Task prompt — Gather every line below where "EtwTiLogSuspendResumeThread" appears.

[Data about app and page elements]
▬▬▬

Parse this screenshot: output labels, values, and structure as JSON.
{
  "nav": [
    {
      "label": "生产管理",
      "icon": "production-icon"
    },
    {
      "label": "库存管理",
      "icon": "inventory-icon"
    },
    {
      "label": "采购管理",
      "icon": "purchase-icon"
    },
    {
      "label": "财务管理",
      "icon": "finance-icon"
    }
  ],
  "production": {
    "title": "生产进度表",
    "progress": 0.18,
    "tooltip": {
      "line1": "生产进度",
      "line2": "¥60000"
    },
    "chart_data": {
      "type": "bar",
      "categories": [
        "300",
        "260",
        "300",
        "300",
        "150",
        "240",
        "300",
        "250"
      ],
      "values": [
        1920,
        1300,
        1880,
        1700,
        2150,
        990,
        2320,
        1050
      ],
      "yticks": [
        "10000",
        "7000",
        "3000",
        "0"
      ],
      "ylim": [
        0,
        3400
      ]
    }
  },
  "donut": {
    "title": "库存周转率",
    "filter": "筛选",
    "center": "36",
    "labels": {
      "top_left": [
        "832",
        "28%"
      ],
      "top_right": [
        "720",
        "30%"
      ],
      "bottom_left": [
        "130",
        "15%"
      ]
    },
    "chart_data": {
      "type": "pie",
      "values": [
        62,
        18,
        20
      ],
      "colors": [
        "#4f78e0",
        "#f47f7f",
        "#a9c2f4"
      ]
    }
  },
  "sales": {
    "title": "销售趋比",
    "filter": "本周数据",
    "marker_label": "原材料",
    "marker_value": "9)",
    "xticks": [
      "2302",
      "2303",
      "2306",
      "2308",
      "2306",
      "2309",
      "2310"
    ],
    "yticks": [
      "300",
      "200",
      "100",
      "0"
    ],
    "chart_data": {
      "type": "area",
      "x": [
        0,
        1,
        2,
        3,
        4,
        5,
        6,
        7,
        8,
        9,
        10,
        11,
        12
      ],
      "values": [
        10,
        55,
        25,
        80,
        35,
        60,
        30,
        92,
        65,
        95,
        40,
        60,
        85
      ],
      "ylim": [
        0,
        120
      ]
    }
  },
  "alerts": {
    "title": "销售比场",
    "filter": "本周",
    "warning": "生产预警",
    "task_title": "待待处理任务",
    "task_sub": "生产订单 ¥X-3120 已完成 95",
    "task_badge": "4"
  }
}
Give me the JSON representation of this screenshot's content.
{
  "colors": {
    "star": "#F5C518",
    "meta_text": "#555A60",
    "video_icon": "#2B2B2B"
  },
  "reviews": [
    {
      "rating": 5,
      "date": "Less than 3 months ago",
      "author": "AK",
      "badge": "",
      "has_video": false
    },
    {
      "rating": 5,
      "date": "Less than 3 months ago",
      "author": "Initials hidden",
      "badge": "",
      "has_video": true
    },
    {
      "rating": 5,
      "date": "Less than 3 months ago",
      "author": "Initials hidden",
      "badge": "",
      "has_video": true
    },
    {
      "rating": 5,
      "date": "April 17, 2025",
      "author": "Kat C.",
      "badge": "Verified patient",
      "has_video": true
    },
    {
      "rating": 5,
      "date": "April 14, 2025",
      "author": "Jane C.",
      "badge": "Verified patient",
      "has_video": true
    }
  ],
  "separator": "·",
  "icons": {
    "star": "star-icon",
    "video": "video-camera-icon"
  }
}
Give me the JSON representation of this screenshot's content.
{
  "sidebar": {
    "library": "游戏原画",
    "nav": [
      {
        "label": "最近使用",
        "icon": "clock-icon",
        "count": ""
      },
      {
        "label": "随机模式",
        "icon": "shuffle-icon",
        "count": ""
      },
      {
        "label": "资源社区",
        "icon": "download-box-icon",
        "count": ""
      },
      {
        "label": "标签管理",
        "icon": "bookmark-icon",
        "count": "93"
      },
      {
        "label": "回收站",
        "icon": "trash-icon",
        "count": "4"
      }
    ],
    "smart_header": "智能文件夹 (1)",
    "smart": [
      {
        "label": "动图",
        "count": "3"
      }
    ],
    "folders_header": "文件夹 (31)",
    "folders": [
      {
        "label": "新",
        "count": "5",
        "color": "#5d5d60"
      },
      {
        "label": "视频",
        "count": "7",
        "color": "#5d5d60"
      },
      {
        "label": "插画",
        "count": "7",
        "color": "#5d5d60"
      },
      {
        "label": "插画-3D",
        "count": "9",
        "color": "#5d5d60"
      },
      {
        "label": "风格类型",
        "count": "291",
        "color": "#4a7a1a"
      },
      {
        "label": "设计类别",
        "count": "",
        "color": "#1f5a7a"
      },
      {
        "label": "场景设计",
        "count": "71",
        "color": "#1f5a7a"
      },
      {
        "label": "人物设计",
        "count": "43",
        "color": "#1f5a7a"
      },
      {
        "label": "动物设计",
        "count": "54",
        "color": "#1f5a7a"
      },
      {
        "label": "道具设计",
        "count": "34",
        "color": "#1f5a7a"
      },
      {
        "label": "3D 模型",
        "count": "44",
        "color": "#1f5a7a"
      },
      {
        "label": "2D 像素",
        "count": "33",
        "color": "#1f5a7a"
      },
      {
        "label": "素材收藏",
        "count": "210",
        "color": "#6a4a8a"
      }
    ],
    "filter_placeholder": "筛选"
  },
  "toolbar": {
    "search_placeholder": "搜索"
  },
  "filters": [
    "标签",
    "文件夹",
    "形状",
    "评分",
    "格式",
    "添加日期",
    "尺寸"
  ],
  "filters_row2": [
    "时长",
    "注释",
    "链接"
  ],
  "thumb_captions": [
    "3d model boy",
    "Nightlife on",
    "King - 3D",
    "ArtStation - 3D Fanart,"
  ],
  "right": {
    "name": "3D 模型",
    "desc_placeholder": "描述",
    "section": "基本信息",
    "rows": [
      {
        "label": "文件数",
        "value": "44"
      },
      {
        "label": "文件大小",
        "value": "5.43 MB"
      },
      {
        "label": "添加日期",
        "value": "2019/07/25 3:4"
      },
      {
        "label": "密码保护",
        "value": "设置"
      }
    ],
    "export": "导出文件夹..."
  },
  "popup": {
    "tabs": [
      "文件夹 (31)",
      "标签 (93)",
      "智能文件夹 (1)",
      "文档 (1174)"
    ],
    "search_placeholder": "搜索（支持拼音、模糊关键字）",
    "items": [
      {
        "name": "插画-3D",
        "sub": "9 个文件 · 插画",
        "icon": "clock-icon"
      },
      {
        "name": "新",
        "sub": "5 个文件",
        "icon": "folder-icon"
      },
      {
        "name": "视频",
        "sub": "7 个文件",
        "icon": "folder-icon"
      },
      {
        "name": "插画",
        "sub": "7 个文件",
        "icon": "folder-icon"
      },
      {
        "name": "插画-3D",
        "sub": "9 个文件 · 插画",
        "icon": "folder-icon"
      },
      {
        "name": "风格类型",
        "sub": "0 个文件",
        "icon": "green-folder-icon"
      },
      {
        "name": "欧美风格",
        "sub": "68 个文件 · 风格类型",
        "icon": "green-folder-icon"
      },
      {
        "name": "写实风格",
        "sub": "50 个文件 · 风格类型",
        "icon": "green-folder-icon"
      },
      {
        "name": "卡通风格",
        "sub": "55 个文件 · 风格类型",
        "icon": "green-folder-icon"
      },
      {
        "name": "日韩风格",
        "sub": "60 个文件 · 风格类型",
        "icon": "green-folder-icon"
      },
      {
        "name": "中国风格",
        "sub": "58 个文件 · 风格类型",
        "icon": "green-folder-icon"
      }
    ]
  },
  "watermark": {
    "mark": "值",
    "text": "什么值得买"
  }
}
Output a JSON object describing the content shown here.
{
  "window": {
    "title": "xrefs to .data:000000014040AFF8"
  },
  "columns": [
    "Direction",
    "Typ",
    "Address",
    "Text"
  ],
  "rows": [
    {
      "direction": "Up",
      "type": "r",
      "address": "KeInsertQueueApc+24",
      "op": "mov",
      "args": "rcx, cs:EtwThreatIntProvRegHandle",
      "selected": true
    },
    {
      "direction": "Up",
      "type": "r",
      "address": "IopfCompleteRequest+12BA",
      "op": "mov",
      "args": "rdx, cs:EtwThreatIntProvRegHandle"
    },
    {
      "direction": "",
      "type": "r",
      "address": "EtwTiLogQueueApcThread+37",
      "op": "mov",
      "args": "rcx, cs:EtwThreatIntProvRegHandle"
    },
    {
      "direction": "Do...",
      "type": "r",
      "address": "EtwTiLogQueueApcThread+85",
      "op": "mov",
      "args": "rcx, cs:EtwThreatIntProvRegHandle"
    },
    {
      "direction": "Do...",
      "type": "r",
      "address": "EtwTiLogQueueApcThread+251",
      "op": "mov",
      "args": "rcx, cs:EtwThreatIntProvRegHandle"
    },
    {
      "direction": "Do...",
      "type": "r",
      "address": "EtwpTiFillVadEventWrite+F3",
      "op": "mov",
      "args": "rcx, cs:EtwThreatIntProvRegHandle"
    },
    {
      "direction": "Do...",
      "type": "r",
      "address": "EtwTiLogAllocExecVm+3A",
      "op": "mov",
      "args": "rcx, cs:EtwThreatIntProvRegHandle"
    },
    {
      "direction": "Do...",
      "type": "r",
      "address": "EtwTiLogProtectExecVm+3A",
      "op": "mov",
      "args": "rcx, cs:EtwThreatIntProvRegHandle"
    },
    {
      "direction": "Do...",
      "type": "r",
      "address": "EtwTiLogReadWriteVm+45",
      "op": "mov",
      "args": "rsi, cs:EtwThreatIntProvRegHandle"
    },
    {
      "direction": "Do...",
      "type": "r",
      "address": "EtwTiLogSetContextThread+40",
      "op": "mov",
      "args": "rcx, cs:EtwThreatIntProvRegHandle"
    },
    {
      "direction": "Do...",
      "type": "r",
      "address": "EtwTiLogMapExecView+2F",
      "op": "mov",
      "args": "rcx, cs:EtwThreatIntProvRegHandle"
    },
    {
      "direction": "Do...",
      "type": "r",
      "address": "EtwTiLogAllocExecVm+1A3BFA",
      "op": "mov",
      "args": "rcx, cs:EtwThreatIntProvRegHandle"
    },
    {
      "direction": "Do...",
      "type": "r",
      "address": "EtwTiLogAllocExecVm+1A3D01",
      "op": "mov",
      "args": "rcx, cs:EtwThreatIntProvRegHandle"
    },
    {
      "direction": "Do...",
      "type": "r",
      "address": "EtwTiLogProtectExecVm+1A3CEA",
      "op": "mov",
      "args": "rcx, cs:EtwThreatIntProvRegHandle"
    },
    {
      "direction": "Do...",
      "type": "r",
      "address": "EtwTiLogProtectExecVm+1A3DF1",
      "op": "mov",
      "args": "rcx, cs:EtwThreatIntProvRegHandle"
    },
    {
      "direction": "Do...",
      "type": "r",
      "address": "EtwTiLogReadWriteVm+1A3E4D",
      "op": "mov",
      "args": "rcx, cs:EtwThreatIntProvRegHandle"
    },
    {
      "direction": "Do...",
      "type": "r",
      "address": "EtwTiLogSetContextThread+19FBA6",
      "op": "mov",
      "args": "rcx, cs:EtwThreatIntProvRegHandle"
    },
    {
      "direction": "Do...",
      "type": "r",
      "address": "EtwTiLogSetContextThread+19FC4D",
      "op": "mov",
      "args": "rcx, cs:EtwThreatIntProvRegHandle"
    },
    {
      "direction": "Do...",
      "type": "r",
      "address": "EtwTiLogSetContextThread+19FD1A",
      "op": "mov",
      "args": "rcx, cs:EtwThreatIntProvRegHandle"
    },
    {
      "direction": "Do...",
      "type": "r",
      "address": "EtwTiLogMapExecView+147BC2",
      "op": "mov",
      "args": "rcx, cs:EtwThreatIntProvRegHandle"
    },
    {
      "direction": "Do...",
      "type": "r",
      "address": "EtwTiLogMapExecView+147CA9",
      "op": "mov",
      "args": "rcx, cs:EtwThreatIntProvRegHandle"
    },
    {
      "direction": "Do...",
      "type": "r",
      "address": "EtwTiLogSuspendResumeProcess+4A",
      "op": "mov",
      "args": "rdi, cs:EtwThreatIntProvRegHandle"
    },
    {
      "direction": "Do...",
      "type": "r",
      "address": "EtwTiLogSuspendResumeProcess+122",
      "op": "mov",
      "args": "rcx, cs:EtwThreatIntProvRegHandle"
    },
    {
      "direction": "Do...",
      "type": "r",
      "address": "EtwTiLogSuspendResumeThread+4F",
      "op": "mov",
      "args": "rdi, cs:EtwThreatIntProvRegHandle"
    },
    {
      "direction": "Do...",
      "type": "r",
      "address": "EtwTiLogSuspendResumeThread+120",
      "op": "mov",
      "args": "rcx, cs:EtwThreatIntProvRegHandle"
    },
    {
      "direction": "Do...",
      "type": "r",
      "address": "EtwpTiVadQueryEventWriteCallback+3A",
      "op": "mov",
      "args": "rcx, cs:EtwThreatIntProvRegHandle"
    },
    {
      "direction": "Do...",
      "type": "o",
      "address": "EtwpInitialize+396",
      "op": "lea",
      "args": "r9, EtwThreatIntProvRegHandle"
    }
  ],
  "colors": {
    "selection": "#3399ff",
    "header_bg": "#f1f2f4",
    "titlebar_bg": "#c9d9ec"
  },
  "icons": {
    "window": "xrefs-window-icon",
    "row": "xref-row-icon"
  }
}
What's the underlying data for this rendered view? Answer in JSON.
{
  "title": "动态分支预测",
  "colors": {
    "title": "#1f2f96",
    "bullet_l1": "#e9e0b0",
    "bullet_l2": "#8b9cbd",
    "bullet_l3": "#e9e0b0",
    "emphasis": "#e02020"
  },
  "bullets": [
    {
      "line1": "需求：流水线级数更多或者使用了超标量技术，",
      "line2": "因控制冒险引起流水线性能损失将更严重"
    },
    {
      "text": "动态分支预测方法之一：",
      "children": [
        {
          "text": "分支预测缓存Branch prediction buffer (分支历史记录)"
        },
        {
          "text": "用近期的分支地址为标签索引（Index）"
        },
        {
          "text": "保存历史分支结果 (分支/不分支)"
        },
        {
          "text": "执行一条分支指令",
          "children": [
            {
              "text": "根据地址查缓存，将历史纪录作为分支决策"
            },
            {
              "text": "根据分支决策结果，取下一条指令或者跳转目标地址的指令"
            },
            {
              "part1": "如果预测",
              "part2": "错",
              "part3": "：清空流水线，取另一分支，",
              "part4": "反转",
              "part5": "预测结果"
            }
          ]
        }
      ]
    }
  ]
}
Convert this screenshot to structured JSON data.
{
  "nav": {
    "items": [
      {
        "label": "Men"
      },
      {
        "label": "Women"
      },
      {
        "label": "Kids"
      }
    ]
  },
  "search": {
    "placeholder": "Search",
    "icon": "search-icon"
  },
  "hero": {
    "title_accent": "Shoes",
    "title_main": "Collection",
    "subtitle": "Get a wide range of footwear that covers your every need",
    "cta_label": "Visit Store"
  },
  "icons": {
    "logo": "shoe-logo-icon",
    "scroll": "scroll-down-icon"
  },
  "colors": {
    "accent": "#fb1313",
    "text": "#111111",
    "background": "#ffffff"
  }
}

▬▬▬

Reply —
      "address": "EtwTiLogSuspendResumeThread+4F",
      "address": "EtwTiLogSuspendResumeThread+120",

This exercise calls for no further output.